"We rely on the professional assessment of the International Atomic Energy Agency," he said. "The agency is working there, the agency has a mandate to verify all questions which emerged during past activities around Iran that were not reported, and the agency has the mandate to find out whether there are signs of a secret, military nuclear program. This is being reported by the agency to the governing board.

"The agency is making progress; it closed some of the issues of the past and continues to work on the remaining questions. We can only rely on the professional assessments of the agency. We have to wait for the next report of the IAEA," Lavrov said.

The differences on Hamas and Hizbullah did not come out in the open at the press conference, but were present during the meeting.

According to diplomatic officials, when Shalom said the international community must keep Hamas from gaining legitimacy, Lavrov compared Hamas with Hizbullah, which Russia believes has a legitimate political wing.

When Lavrov said Russia's ambassador to Lebanon met with a Hizbullah leader in the summer, Shalom asked how Russia would feel if Israel's ambassador to Russia would meet with a representative of Chechnyan terrorists. Lavrov did not reply.

Russia, according to Israeli officials, believes that organizations like Hamas and Hizbullah can eventually be brought "into the fold" and convinced to give up their terrorists ways.

Lavrov, during his meeting with Shalom, pointed to the IRA in Northern Ireland as an example of how a terrorist organization could transform itself. The difference, Shalom rebutted, was that the IRA never sought the destruction of England.

Another area of disagreement between Russia and Israel had to do with the UN report on Syrian involvement in the February assassination of former Lebanese prime minister Rafik Hariri.

Shalom, at the press conference, said Israel believes "strong action must be taken by international community to ensure that Syria's interference in Lebanon and support of terror against Israel is brought to an end. Russia's position on this will be crucial."

Although Israel has taken a low profile on this matter, it is believed to be in favor of sanctions against Syria if it did not cooperate fully with the UN investigation.

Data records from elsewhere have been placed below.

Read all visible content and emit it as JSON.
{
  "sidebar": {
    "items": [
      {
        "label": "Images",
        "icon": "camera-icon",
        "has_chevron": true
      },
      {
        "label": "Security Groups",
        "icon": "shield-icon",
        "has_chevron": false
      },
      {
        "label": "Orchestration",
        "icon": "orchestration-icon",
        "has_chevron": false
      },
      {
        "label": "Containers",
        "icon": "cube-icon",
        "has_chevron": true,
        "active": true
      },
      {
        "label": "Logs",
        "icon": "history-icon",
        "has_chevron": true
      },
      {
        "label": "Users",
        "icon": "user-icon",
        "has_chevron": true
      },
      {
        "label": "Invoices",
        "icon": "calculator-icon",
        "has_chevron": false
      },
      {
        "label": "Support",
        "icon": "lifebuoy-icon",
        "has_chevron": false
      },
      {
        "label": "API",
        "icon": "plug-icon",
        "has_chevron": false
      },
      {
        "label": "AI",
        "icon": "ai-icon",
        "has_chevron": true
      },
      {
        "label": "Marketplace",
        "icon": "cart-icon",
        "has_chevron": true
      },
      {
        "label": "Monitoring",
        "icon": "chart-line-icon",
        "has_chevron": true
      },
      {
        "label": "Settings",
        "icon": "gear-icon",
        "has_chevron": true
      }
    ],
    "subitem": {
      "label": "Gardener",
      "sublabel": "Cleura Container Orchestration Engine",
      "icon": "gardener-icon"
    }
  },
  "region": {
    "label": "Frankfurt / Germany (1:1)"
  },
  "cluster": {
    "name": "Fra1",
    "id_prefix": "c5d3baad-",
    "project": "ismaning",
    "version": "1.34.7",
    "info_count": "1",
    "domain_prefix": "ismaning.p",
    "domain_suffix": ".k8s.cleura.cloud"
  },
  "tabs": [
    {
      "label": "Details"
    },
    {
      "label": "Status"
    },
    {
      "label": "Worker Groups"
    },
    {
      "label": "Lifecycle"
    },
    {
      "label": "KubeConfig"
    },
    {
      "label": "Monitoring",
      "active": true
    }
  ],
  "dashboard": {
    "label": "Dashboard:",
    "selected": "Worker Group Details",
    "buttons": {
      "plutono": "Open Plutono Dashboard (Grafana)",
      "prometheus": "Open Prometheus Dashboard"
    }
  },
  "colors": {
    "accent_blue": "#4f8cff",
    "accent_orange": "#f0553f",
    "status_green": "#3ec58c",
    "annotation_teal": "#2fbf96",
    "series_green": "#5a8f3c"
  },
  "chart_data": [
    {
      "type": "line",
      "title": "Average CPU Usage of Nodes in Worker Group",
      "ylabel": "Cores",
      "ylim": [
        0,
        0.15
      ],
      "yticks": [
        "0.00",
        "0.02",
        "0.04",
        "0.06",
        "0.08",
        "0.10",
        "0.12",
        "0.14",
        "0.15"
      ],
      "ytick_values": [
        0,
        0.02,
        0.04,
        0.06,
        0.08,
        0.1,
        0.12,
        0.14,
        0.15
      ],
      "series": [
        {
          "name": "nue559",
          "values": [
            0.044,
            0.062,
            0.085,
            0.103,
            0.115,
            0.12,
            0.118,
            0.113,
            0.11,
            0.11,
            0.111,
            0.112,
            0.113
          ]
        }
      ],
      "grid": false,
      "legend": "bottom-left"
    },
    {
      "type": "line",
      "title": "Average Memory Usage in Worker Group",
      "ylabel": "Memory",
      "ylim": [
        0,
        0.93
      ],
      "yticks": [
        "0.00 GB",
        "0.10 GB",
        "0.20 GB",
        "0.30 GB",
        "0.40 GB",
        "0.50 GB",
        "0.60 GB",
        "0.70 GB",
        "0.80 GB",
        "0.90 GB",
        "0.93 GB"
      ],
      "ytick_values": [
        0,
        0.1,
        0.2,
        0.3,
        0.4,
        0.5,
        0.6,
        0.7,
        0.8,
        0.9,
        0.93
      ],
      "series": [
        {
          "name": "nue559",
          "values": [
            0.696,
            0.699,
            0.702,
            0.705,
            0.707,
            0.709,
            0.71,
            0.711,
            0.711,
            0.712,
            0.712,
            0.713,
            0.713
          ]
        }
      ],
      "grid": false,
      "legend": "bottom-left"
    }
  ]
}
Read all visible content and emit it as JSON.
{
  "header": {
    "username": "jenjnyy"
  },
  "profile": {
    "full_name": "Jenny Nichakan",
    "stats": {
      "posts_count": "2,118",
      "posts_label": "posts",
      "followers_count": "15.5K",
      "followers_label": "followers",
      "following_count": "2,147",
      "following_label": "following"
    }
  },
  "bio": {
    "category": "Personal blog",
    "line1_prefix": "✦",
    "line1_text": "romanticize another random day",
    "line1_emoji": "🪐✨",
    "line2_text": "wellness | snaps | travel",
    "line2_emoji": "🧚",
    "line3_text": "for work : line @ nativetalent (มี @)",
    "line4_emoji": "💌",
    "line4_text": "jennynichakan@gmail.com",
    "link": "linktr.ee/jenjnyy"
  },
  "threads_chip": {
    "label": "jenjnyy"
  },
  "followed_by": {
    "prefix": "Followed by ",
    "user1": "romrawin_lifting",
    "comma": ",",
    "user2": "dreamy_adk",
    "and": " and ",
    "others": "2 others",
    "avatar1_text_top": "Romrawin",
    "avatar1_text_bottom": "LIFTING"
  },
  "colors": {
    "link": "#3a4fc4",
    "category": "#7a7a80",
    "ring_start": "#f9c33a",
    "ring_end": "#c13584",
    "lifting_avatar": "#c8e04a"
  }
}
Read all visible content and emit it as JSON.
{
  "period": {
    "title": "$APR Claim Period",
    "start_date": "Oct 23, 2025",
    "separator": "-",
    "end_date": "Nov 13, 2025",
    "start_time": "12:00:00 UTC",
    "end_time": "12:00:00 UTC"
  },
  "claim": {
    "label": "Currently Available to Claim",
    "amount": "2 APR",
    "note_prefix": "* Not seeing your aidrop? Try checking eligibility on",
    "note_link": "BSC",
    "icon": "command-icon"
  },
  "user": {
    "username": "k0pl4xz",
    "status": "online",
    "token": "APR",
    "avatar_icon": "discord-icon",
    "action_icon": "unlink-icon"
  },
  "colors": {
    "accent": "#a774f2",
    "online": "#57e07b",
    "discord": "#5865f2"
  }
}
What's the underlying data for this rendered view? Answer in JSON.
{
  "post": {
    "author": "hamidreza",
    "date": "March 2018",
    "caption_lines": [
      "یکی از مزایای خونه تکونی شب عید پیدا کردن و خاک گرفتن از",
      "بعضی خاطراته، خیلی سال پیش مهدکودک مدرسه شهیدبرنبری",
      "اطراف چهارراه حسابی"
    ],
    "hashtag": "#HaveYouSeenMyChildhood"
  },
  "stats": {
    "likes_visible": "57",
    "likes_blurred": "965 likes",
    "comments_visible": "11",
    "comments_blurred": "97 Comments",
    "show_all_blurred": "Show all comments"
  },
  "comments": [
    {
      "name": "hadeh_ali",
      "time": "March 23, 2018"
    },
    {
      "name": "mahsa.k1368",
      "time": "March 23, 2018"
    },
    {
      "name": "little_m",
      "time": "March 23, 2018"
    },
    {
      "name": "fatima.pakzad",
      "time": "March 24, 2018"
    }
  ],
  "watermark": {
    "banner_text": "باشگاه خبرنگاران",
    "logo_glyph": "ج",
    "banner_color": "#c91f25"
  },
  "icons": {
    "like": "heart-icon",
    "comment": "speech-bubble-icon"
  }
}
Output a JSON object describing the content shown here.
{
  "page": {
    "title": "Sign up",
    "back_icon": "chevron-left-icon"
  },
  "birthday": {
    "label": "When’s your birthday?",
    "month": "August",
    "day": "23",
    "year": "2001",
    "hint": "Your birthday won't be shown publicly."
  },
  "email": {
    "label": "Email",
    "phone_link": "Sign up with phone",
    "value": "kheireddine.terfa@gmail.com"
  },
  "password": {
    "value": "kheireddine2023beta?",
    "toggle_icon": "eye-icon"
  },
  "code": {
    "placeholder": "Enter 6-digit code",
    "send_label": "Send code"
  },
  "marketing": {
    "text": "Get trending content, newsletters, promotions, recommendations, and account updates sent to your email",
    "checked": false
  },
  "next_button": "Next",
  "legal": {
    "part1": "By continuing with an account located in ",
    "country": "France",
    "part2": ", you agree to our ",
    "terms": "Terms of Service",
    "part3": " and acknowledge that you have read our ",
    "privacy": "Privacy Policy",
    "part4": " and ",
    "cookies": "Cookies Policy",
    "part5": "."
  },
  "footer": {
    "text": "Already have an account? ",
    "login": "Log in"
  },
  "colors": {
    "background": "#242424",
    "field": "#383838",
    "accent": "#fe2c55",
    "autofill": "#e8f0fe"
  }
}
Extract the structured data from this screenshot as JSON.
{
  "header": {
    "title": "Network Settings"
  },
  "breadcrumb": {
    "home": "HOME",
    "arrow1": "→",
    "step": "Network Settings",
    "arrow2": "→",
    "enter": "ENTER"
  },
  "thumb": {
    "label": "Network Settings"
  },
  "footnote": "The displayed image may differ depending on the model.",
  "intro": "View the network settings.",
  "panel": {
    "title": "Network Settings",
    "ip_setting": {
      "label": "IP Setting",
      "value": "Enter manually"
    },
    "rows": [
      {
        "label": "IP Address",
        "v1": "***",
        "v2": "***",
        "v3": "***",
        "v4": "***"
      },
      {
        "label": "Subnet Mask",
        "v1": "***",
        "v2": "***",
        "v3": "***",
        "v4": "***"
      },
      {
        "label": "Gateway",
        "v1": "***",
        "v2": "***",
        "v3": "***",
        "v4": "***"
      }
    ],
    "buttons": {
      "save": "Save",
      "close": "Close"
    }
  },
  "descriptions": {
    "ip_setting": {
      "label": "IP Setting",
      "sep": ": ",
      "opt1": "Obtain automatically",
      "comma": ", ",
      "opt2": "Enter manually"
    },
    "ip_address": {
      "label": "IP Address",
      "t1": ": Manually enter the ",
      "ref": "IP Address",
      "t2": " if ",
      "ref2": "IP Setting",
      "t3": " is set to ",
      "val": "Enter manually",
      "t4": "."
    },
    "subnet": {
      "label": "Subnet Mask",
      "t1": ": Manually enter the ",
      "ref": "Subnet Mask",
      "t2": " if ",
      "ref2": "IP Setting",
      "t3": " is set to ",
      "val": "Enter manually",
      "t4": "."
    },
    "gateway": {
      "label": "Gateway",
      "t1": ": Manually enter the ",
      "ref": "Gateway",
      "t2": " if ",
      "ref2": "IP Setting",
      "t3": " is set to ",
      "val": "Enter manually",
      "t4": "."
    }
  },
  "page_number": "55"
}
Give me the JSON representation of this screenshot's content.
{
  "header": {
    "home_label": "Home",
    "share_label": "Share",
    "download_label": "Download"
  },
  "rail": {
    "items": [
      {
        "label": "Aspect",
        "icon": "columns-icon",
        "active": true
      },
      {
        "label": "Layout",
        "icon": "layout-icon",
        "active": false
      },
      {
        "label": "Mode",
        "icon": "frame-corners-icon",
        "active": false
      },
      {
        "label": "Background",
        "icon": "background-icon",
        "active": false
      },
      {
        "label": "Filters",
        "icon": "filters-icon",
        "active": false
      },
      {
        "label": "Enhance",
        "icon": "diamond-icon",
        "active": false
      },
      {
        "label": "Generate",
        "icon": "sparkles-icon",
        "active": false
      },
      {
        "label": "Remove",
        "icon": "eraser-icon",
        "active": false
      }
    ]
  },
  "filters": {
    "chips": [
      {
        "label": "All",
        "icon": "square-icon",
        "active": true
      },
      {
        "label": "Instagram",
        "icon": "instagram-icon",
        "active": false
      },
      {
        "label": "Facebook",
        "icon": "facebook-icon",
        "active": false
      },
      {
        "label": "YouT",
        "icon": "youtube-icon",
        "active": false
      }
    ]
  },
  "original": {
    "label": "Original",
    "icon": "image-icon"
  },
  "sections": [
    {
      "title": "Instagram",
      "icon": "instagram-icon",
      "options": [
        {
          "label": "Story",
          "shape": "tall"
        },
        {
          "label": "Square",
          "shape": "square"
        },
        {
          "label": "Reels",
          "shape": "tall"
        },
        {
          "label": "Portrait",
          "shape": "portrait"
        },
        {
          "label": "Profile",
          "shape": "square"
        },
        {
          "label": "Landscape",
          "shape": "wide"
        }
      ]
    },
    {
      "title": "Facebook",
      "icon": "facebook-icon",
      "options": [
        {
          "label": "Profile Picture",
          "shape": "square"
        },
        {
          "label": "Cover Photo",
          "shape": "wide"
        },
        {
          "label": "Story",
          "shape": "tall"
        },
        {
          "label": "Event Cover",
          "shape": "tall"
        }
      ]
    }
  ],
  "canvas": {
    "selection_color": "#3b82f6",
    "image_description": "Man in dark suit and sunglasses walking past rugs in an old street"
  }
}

However, Mikhail Kamynin, a Russian Foreign Ministry spokesman accompanying Lavrov, was quoted by Inter-Fax as saying that "a resolution of the Security Council on the investigation of the murder of Lebanese ex-prime minister Rafik Hariri should be just. It should confirm the impartial character of the investigation done. Russia opposes sanctions against Syria. We shall do our best for preventing attempts to impose sanctions on Syria."

On another matter of concern to Israel, Russian arms sales to Syria, Lavrov told Shalom that Russia would not sell Syria weapons that would upset the current strategic balance in the region.

Prior to his meeting with Shalom, Lavrov met with President Moshe Katsav and focused on the Palestinians.

He reiterated Russian President Vladimir Putin's admiration for Sharon's single-mindedness with regard to Israel's pullout from the Gaza Strip, and said Russia was investing significant efforts through the Quartet and via its bilateral relations in keeping the peace process on track.

However, Lavrov said he feared the momentum generated by the disengagement plan would dissipate and the opportunity that it seemed to promise would be lost.

Under the circumstances it was difficult to remain optimistic, Katsav said. If Abbas was unable to meet the conditions for peace, the whole process could drag on for another decade, he added.

Katsav and Lavrov also discussed matters relating to Iran and Syria and anti-Semitism in Russia. Lavrov said Putin was determined to eradicate all manifestations of anti-Semitism in Russia, and had demanded that the full force of the law be implemented in this regard.

Greer Fay Cashman contributed to this report.